New Jersey board approves 30-mile pipeline for New Jersey Natural Gas

The New Jersey Board of Public Utilities on Jan. 27 found that New Jersey Natural Gas Co.‘s (NJNG) proposed route for the Southern Reliability Link (SRL) natural gas pipeline meets or exceeds all federal and state pipeline safety requirements.

In approving the company’s petition to approve a route for the construction of the proposed pipeline, the board said it ordered additional pipeline safety measures, such as the installation of two twelve-inch-wide warning tapes placed over the pipeline and an initial integrity assessment using inline inspection devices.

The SRL project needed board approval under a law that requires approval for natural gas pipelines that are operated in excess of 250 psig and located within 100 feet of any building that is intended for human occupancy. In approving the petition to construct the proposed SRL, the Board found the project complies with all federal and state pipeline safety requirements.

In making its decision, the board found that the proposed SRL will improve reliability and resiliency by providing an alternate feed to deliver natural gas to approximately 452,000 NJNG customers and to maintaining system pressure in the event of a service interruption or failure in the existing pipeline system.

“The Southern Reliability Link will provide the necessary reliability and resiliency improvements needed to protect the natural gas service of about 452,000 NJNG customers,” said Richard S. Mroz, President of the N.J. Board of Public Utilities. “In approving the route for this natural gas infrastructure improvement project, the Board continues to support New Jersey’s Energy Master Plan goals and recommendations, while also demonstrating our commitment to ensuring safe, adequate and affordable utility services to all who desire such services.”

The board still must consider NJNG’s petition requesting the board to issue an order determining that the construction of the project is reasonably necessary for the service, convenience or welfare of the public and finding that the zoning and land use ordinances and regulations shall not no apply to the project. The 30 mile, 30-inch steel natural gas pipeline that will run through six towns located in Burlington, Monmouth and Ocean counties.

The board’s approval of NJNG’s request to construct the SRL is subject to the approval of all environmental permits required by the N.J. Department of Environmental Protection, approval of road opening permits from the affected counties and municipalities, any requirements of the Pinelands Commission, the approval of traffic control and detour plans with the affected jurisdictions, the installation of two twelve inch wide warning tapes over the pipeline, the pressure testing requirements of New Jersey code prior to placing SRL into operation, and completion of an initial integrity assessment of the pipeline using inline inspection devices.

The SRL will serve as an alternate major feed to support the delivery of natural gas to NJNG customers and will maintain system pressure in the event of a supply interruption or system failure in the existing, single feed transmission pipeline supply system.
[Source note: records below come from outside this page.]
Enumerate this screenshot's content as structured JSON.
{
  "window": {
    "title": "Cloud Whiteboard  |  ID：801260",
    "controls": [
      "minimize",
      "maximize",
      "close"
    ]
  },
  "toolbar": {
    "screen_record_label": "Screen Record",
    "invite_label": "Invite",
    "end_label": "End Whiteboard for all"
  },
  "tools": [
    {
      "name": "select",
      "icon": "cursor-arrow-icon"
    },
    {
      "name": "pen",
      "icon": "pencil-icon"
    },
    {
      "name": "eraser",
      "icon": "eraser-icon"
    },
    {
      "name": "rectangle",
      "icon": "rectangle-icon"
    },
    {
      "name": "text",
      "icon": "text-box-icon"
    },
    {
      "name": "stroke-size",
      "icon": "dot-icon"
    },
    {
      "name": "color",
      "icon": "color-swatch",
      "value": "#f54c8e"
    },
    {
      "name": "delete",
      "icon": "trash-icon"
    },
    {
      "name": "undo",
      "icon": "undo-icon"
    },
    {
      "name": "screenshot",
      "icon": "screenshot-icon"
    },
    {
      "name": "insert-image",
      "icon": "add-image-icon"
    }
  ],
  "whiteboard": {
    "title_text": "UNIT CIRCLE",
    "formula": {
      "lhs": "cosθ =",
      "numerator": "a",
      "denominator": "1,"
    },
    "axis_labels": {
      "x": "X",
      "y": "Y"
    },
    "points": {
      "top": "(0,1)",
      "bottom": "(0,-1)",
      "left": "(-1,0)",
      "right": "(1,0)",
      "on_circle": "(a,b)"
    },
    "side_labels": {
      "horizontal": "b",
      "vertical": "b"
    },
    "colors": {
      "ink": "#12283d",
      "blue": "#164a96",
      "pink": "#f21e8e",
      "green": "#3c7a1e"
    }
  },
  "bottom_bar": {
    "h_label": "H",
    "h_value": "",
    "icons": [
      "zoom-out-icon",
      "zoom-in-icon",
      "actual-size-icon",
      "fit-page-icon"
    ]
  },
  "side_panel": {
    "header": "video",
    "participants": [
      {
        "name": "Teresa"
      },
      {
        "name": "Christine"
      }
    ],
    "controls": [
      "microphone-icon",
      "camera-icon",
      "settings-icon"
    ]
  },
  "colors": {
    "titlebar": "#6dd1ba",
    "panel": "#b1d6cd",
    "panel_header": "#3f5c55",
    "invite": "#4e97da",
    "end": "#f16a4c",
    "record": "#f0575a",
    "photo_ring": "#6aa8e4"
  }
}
Presently, approximately 85% of NJNG customers’ winter season peak day natural gas supply is serviced through a single interstate pipeline (Texas Eastern Transmission System) located in the northwest section of NJNG’s service area. NJNG customers located at the southern end of the service territory are potentially at risk to be adversely affected by supply interruptions and system failures.

Sierra Club official Jeff Tittel said in a Jan. 27 statement opposing this project: “The BPU has sold out the environment once again to the gas utilities. The Southern Reliability Link is unneeded and unnecessary. This pipeline is not for resiliency; it is for growth and development along the coast. The pipeline will cause an ugly scar through the Pinelands and create environmental damage along the way. It will affect the safety of communities and farming viability in the area. The pipeline and connected infrastructure will add pollution to our air and water and promote climate change, putting our environment, our health, and our safety at risk. The BPU tried to sneak it through by not telling people it was on the agenda today. During the lengthy discussion at the hearing, they didn’t even mention whether or not this pipeline is needed or necessary. The BPU is nothing but a rubber stamp for the industry they are supposed to regulate. When you listen to them try to justify this unjustifiable pipeline, they put out more hot air than two pipelines could handle.”

Tittel added: “The Southern Reliability Link would bring five times as much natural gas into Ocean County than necessary for resiliency. The purpose of this pipeline is potentially for a new gas-powered plant in Oyster Creek or the Heritage Mineral development project in Ocean County. This is not about resiliency; it’s about expanding their franchise area for more customers and development along the coast.”

About Barry Cassell 20414 Articles
Barry Cassell is Chief Analyst for GenerationHub covering coal and emission controls issues, projects and policy. He has covered the coal and power generation industry for more than 24 years, beginning in November 2011 at GenerationHub and prior to that as editor of SNL Energy’s Coal Report. He was formerly with Coal Outlook for 15 years as the publication’s editor and contributing writer, and prior to that he was editor of Coal & Synfuels Technology and associate editor of The Energy Report. He has a bachelor’s degree from Central Michigan University.